Greenhouse Gas Emissions Associated with Argentina's Exports: A Decomposition Exercise
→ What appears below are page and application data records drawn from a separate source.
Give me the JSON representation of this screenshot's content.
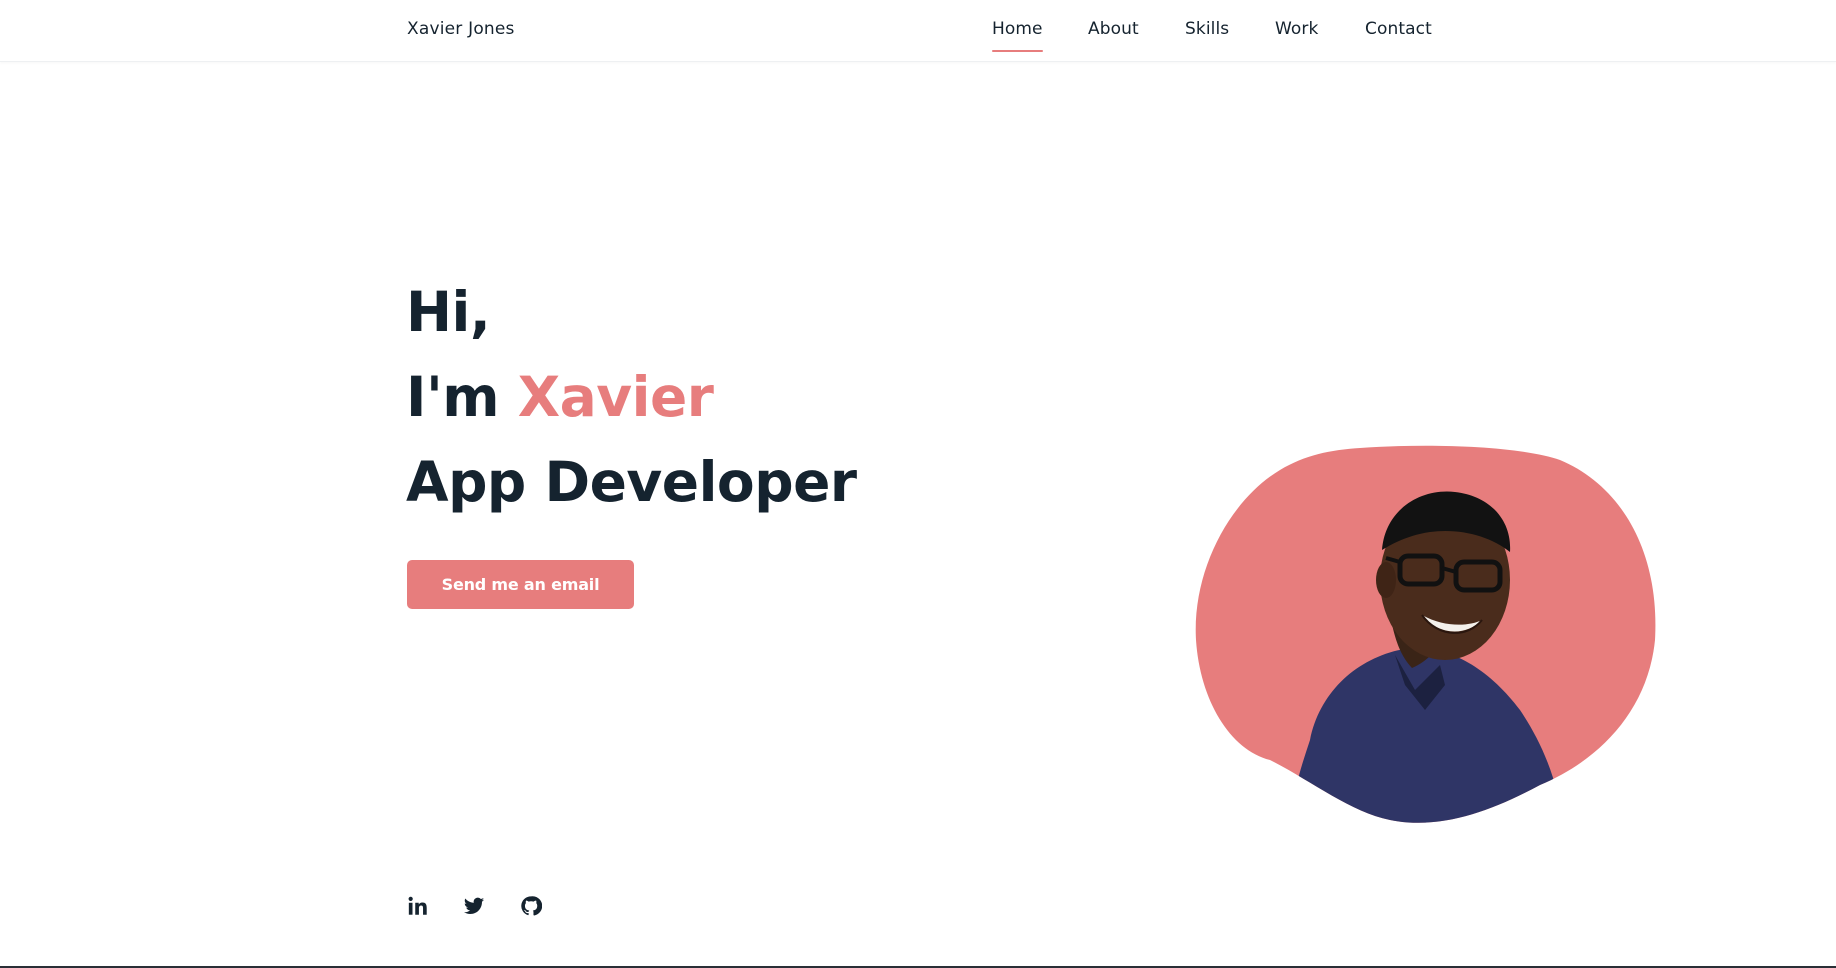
{
  "header": {
    "logo": "Xavier Jones",
    "nav": [
      {
        "label": "Home",
        "active": true
      },
      {
        "label": "About",
        "active": false
      },
      {
        "label": "Skills",
        "active": false
      },
      {
        "label": "Work",
        "active": false
      },
      {
        "label": "Contact",
        "active": false
      }
    ]
  },
  "hero": {
    "line1": "Hi,",
    "line2_prefix": "I'm ",
    "line2_name": "Xavier",
    "line3": "App Developer",
    "button_label": "Send me an email",
    "image_icon": "person-portrait"
  },
  "social": [
    {
      "icon": "linkedin-icon"
    },
    {
      "icon": "twitter-icon"
    },
    {
      "icon": "github-icon"
    }
  ],
  "colors": {
    "accent": "#e77d7d",
    "text": "#15232f",
    "background": "#ffffff"
  }
}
Two databases are constructed on GHG emissions associated with Argentina's international trade between 2000 and 2017, emissions derived from the production of exported goods and those associated with the international transport of exports and imports. Food, beverages, and tobacco, and agriculture, hunting, and related activities, followed by manufactures of metal and chemical products, are the main sectors that explain GHG emissions linked to exports. Petroleum, gas, and mining became less significant. The same sectors explain most of the CO2 emissions linked to the international transportation of exports. For emissions linked to the transportation of imports used in the production of exports, the main contributing sectors are those relating to industrial manufacturing. A decomposition exercise reveals that for emissions linked to the production of exports, the scale effect contributed more significantly in 2000-2011 than in 2012-2017, although in both cases its effect was positive. The composition effect was much less significant. For the emissions associated with international transportation, the main drivers were the scale, sector, and partner effects. Changes in the sector structure of exports appear to have caused more emissions between 2000 to 2011, but the opposite was observed between 2011 and 2017. In the case of emissions from international transportation, changes in the sector structure increased pollution in the case of the transportation of exports, while the opposite was the case for the transportation of imports.